Photo: The ‘Lennon Wall’ with a face mask attached in Prague
Austria, Denmark and the Czech Republic announced plans to start cautiously easing the lockdowns that have crippled their economies next week as the Covid-19 curves begin to flatten in several of the smaller European countries that took early and aggressive steps to slow the spread of the virus last month.
But with Germany, the United Kingdom, France, Italy and Spain still battling the coronavirus that has claimed 45,958 lives in five of Europe’s largest countries, the plans to allow small shops in Austria and schools in Denmark to open after the Easter weekend as a prelude to more widespread openings are being closely scrutinised – and viewed as either bold or a reckless gamble.
Despite clamouring in some other European countries to relax the tight restrictions on movements and mandatory closings of non-essential shops, restaurants, cafes, theatres, gyms, hotels and bans on groups of more than a handful of people, Germany and the larger countries have resisted the economic and social pressures to start lifting some of the constraints and stay-home rules that have idled businesses and caused tremendous disruption across the continent.
“In Austria we reacted more quickly and more restrictively than in other countries so that’s why we now have the chance to come out of this crisis faster,” Austria’s Chancellor Sebastian Kurz told journalists in Vienna, speaking after removing a surgical face mask he wore into the meeting and then standing behind a protective glass barrier. “But if necessary we can pull the emergency brake on all this at any time.”
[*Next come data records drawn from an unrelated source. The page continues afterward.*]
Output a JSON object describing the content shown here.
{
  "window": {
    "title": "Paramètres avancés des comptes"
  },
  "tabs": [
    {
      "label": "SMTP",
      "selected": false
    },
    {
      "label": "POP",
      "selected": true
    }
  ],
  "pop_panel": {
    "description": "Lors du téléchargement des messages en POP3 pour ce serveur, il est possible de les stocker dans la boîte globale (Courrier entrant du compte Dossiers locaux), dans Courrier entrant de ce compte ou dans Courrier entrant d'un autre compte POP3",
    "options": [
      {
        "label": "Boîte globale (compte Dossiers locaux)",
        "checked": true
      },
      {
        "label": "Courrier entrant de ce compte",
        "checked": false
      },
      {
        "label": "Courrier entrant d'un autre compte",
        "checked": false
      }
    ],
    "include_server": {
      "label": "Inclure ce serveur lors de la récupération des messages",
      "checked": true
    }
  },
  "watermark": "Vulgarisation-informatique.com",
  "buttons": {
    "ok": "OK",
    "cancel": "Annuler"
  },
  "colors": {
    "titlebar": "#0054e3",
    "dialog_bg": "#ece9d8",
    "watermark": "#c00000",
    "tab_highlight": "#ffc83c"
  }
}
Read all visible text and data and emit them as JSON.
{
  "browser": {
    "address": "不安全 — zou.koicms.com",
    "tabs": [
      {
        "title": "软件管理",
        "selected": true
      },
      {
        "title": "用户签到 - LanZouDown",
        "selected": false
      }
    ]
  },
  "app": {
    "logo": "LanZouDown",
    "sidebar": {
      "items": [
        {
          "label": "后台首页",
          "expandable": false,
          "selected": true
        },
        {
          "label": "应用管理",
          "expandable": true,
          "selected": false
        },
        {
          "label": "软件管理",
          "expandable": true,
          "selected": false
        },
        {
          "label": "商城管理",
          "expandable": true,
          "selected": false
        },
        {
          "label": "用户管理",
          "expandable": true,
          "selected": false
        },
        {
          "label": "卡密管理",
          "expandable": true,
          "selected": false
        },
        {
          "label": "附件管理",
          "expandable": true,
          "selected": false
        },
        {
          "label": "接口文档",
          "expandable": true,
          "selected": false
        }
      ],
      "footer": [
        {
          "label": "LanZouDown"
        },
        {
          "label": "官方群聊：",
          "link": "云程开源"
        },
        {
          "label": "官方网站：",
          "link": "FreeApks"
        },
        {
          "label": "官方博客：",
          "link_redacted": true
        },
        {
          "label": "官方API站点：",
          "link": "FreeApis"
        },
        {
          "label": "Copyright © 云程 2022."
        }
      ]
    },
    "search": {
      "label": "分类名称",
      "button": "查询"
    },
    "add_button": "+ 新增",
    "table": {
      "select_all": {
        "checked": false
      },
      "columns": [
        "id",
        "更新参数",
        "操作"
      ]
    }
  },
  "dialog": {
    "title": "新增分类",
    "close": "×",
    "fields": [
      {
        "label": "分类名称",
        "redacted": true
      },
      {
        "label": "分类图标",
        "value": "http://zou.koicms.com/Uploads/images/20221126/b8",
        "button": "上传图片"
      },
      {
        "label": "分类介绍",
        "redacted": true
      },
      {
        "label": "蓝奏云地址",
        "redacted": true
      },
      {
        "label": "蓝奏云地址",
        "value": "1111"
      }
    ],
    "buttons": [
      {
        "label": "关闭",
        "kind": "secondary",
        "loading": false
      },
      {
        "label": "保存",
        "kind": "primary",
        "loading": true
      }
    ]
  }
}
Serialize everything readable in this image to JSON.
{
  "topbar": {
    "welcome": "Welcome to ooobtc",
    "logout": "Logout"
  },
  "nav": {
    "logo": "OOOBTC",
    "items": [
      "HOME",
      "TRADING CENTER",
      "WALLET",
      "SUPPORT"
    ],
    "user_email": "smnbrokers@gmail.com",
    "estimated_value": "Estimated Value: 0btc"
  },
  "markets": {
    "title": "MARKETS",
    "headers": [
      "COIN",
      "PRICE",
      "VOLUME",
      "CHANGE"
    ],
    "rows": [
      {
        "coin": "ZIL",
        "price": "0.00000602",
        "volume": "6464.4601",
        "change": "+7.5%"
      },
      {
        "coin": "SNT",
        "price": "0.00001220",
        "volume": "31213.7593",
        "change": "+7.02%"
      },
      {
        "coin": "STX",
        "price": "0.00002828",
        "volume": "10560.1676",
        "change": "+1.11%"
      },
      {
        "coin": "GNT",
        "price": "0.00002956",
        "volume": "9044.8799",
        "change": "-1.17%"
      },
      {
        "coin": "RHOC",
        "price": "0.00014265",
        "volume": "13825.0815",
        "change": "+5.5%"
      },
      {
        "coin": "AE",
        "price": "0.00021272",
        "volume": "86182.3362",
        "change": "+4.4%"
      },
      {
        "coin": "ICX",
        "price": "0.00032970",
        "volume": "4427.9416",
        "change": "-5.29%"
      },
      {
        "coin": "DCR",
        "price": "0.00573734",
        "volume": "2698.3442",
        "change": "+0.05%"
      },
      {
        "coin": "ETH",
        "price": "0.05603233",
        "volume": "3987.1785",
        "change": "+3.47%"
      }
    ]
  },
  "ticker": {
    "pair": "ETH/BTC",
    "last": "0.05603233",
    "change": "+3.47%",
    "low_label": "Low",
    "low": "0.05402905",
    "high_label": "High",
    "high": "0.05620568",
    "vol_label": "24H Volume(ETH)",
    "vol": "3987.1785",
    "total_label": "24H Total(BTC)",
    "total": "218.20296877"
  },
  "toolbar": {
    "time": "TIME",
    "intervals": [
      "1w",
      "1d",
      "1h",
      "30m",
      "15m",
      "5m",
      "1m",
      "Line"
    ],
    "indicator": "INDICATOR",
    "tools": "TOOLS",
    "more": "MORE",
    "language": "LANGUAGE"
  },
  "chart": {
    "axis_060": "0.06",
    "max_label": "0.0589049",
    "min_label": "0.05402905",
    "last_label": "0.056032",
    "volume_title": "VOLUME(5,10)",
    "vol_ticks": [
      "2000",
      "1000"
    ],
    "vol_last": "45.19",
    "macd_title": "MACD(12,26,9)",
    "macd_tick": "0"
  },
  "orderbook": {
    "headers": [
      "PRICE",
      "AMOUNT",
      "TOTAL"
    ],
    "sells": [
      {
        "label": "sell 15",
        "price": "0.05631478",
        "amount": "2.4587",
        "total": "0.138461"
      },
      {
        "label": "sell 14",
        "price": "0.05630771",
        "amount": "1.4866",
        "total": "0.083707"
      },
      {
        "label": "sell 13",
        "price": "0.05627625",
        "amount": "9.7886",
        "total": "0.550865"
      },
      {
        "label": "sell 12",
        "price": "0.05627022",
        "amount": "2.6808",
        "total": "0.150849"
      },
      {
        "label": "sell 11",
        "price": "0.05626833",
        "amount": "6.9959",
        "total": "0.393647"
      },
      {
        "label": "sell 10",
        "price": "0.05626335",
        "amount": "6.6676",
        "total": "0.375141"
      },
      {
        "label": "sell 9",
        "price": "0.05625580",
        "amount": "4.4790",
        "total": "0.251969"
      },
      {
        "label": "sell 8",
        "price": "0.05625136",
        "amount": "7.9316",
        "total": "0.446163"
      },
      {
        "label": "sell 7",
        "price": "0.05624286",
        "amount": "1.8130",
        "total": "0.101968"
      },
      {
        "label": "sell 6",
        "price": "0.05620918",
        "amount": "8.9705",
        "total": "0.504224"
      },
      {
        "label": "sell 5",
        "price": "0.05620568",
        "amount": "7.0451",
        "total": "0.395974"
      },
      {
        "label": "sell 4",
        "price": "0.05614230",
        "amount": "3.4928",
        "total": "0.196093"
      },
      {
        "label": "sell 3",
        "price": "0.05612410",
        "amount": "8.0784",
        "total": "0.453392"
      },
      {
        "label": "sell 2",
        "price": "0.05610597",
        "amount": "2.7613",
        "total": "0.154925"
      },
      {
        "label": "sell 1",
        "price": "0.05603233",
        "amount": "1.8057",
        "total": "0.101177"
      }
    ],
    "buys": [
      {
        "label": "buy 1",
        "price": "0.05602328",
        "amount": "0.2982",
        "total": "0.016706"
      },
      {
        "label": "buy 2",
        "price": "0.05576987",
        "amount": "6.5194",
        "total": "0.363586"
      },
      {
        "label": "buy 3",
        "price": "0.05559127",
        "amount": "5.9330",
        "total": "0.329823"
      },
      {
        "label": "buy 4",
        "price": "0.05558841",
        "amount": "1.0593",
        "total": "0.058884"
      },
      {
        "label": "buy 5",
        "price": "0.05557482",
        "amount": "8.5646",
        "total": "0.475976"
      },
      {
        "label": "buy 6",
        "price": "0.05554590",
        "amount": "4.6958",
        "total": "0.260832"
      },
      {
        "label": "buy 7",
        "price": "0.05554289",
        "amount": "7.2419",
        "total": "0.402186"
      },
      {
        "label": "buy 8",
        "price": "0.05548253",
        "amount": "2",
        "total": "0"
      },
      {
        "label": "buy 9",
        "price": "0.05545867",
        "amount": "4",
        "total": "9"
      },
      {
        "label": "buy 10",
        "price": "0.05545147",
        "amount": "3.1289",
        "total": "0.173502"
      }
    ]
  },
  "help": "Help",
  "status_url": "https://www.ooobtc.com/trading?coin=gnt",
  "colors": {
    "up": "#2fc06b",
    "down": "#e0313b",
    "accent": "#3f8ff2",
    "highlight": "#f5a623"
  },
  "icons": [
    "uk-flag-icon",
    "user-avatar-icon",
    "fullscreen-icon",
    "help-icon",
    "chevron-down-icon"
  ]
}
As the number of coronavirus infections soared in neighbouring Italy in late February, Austria was faster than most other European countries to clamp down hard. In what seemed like a draconian measure at the time, Kurz issued a lockdown order on March 11 even though only 200 people had tested positive by then and none had died. Austria also quickly closed its border to Italy – allowing in only non-stop transit traffic to Germany or returning Austrian citizens.
Austria was also the first European country to issue orders requiring everyone to wear face masks in supermarkets last week, an unusual directive in Europe where face masks are not as prevalent as in Asia that will be widely expanded in the Alpine Republic after Easter.
Even though unemployment in Austria surged 4.8 percentage points to over 12 per cent to post World War II highs in March, the numbers of Covid-19 infections and deaths in Austria with its 8.6 million inhabitants remained under control and the country’s hospitals faced none of the heart-wrenching overcrowding as in neighbouring Italy. So far 12,297 Austrians have been infected and 220 have died.
“It’s an ambitious plan that will lead to a new normalcy,” said Kurz in announcing that all shops of up to 4,300 sq ft will be allowed to open from April 14. Malls and larger shops would be allowed to reopen at the start of May and then restaurants and hotels from mid-May, he said in announcing the measures on Monday.
In Denmark, which also moved quickly and forcefully to shut down its economy and public activity on March 11, Prime Minister Mette Frederiksen announced that the country would also start tentatively reopening for business after Easter. Denmark was also aggressive in quickly shutting its borders to foreigners in marked contrast to its southern neighbour Germany, which long kept its European Union borders open long afterwards.
Denmark’s first step would be to reopen kindergartens and primary schools on April 15. That would be followed by government officials starting talks with business leaders on gradually allowing employees to return to their jobs. It will keep its borders closed, travel restrictions will remain in place and gatherings larger than 10 people are still banned.
“This will probably be a bit like walking the tightrope,” Frederiksen said, referring to the effort to balance the need to keep the 5.6 million Danes safe while trying to stave off a deep recession. “If we stand still along the way, we could fall and if we go too fast it can go wrong. So we have to take one cautious step at a time.”
Echoing Kurz’s comments, Frederiksen said that Denmark’s early action to shut the country down made it possible to start reopening sooner. Denmark has 4,875 confirmed Covid-19 cases and 187 deaths. She also warned the restrictions would immediately be reinstituted if the coronavirus numbers start to pick up again.
“We’ve managed to avoid the misfortune that has befallen a number of other countries,” she said.
In Prague, Czech government officials said they were considering relaxing some of the strict lockdown imposed in conjunction with a state of emergency declared on March 12 when it banned travellers from many other EU countries. Health Minister Adam Vojtech said that a levelling off of the numbers of new cases was encouraging and if that continued more shops would be allowed to open Thursday as well as open-air sports activities – such as tennis.
He warned the relaxation in restrictions would come in small steps over a period of weeks.
“We are clearly saying now that we are able to manage the pandemic relatively well here – the pandemic is not managing us,” he said. There are 4,882 confirmed Covid-19 cases and 78 deaths in the Czech Republic, a country with a population of 10 million.